Agave Virginica. False Aloe.
Nat. Ord. Amaryllidaceae. Sex. Syst. Hexandria Monogynia.
Description. — This is a perennial, herbaceous, stemless or scape-bearing plant, with a premorse, tuberous root. The leaves are linear-lanceolate, fleshy, glabrous, radical, with cartilaginous serratures on the margin. The scape is simple, glabrous, with leaf-like scales and sessile flowers, terete, and from three to six feet in bight. The flowers are scattered in a loose, wand-like spike, very fragrant, greenish-yellow, with the tube longer than the acute segments. The corolla is erect, superior, tubular or funnel-form ; filaments erect, longer than the corolla; anthers introrse.
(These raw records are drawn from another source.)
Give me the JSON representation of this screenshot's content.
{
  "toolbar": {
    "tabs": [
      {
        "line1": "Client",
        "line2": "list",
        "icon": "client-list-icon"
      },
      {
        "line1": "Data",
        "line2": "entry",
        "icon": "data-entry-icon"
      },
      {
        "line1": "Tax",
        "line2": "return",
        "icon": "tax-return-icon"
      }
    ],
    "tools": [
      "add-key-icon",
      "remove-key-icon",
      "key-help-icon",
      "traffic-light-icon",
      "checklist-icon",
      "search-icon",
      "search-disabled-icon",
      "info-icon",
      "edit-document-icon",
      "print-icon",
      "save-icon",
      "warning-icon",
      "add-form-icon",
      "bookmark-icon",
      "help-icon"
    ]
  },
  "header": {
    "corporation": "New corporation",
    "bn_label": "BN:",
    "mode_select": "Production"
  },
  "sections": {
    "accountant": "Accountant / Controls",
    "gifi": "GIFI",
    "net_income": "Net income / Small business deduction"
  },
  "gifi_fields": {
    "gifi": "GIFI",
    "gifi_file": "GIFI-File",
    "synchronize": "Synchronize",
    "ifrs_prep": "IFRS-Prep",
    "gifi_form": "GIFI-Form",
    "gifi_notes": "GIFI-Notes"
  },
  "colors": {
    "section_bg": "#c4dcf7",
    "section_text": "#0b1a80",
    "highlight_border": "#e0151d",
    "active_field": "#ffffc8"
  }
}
Capsule roundish, obscurely triangular, three-furrowed, three-valved, three-celled, and many-seeded.
History. — This plant is common to Pennsylvania and the Southern States, growing on dry or rocky banks, and flowering in August and September. In South Carolina, it is known by the name of Rattlesnake's Master, and is considered an antidote to the bite of that reptile. The root is the part used, it is very bitter, and yields its properties to alcohol.
Properties and Uses. — False aloe is reputed laxative and carminative, and has been beneficially employed in flatulent colic, and in obstinate diarrhea. It is also said to be a valuable counter-poison to the bites of snakes.
The Agave Americana, or American Aloe, also called American Agave, and Century Plant, is an evergreen succulent plant, growing in Florida, Mexico, and other parts of tropical America; it bears a strong resemblance to the plants of the genus Aloe, with which it is sometimes confounded. The root and leaves when cut furnish a saccharine juice, which may be converted into syrup or sugar by evaporation, and into a vinous liquor by fermentation. When evaporated to the consistence of a soft extract, it forms a lather with water, and is sometimes employed as a substitute for soap. The fresh juice is said to be diuretic, laxative, and emmenagogue. G. Perrin, M. D., of U. S. A., strongly recommends the juice of the Am. Aloe, as a remedy in scorbutus, superior to all others. The juice is prepared by cutting the leaves off close to the root, then placing them in hot ashes until thoroughly cooked, when they are removed, and the juice expressed and strained. It is not disagreeable to take, agrees with the stomach and bowels and may be given in doses of from one to three ounces daily.
The American Eclectic Dispensatory, 1854, was written by John King, M. D.